Putaway lead times
It’s not surprising to Takeshi that dispatch advised goods run faster through the intake process. However he wasn’t able to quantify it before.
“If we move 3-4 of the biggest direct goods supplier already running on PO EDI to dispatch advise and electronic invoicing we will have the stock on hand 30 minutes earlier and with less risk of exception handling due to wrong or missing paperwork.
Manual correction in the flow
Takeshi is surprised to see peaks of manual rework needed for certain vendors. He defines a first round of analysis and optimization that impacts 5 major suppliers.
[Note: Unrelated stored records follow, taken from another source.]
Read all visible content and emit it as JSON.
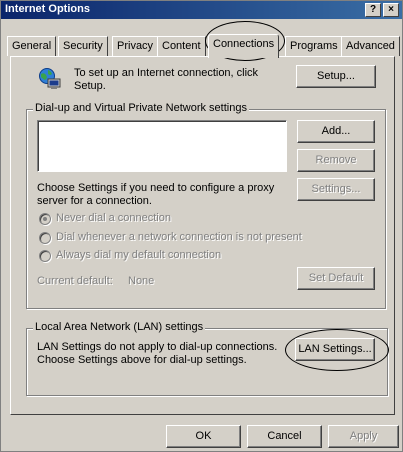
{
  "window": {
    "title": "Internet Options",
    "help_label": "?",
    "close_label": "×"
  },
  "tabs": [
    {
      "label": "General"
    },
    {
      "label": "Security"
    },
    {
      "label": "Privacy"
    },
    {
      "label": "Content"
    },
    {
      "label": "Connections",
      "active": true
    },
    {
      "label": "Programs"
    },
    {
      "label": "Advanced"
    }
  ],
  "setup_section": {
    "description": "To set up an Internet connection, click Setup.",
    "setup_button": "Setup...",
    "icon": "globe-computer-icon"
  },
  "dialup": {
    "group_label": "Dial-up and Virtual Private Network settings",
    "add_button": "Add...",
    "remove_button": "Remove",
    "settings_button": "Settings...",
    "configure_text": "Choose Settings if you need to configure a proxy server for a connection.",
    "options": [
      {
        "label": "Never dial a connection",
        "checked": true
      },
      {
        "label": "Dial whenever a network connection is not present",
        "checked": false
      },
      {
        "label": "Always dial my default connection",
        "checked": false
      }
    ],
    "current_default_label": "Current default:",
    "current_default_value": "None",
    "set_default_button": "Set Default"
  },
  "lan": {
    "group_label": "Local Area Network (LAN) settings",
    "description": "LAN Settings do not apply to dial-up connections. Choose Settings above for dial-up settings.",
    "lan_settings_button": "LAN Settings..."
  },
  "footer": {
    "ok_button": "OK",
    "cancel_button": "Cancel",
    "apply_button": "Apply"
  }
}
“Less rework, less exception handling, more time to work on sourcing topics of which we have quite a few!”, Takeshi thinks out loud. Having seen the average order value he knows that’s another thing he needs to tackle to save overhead cost.
“Why are 11% of all manual orders being rejected?” – This fact bewilders Takeshi.
He learns that the average time to take a decision is 11 minutes for all POs to be undergoing an approval process. 21 days per year two of his purchasing managers spend on that task. That point makes it on the improvement list for sure.
Together with a few more additional insights, the deck is compiled and ready. “Pheew… That saved me days and days of tedious analysis work and I gained insights that surprised me more than once! Time to call it a day!”
Now all he has left to do is run it by the senior management meeting to get support and funding for the improvement programme!
Happy with how the senior management meeting went, Takeshi is also relieved of all the pressure that he found was on him the past days. “How could I have gained those insights and drafted the action plan without SAP Signavio?” – He plans the next steps towards automation, consolidation. Certainly he would follow-up on the progress and improvements using SAP Signavio Process Insights!
Interesting story? It could be yours! Happy to hear your comments. 😸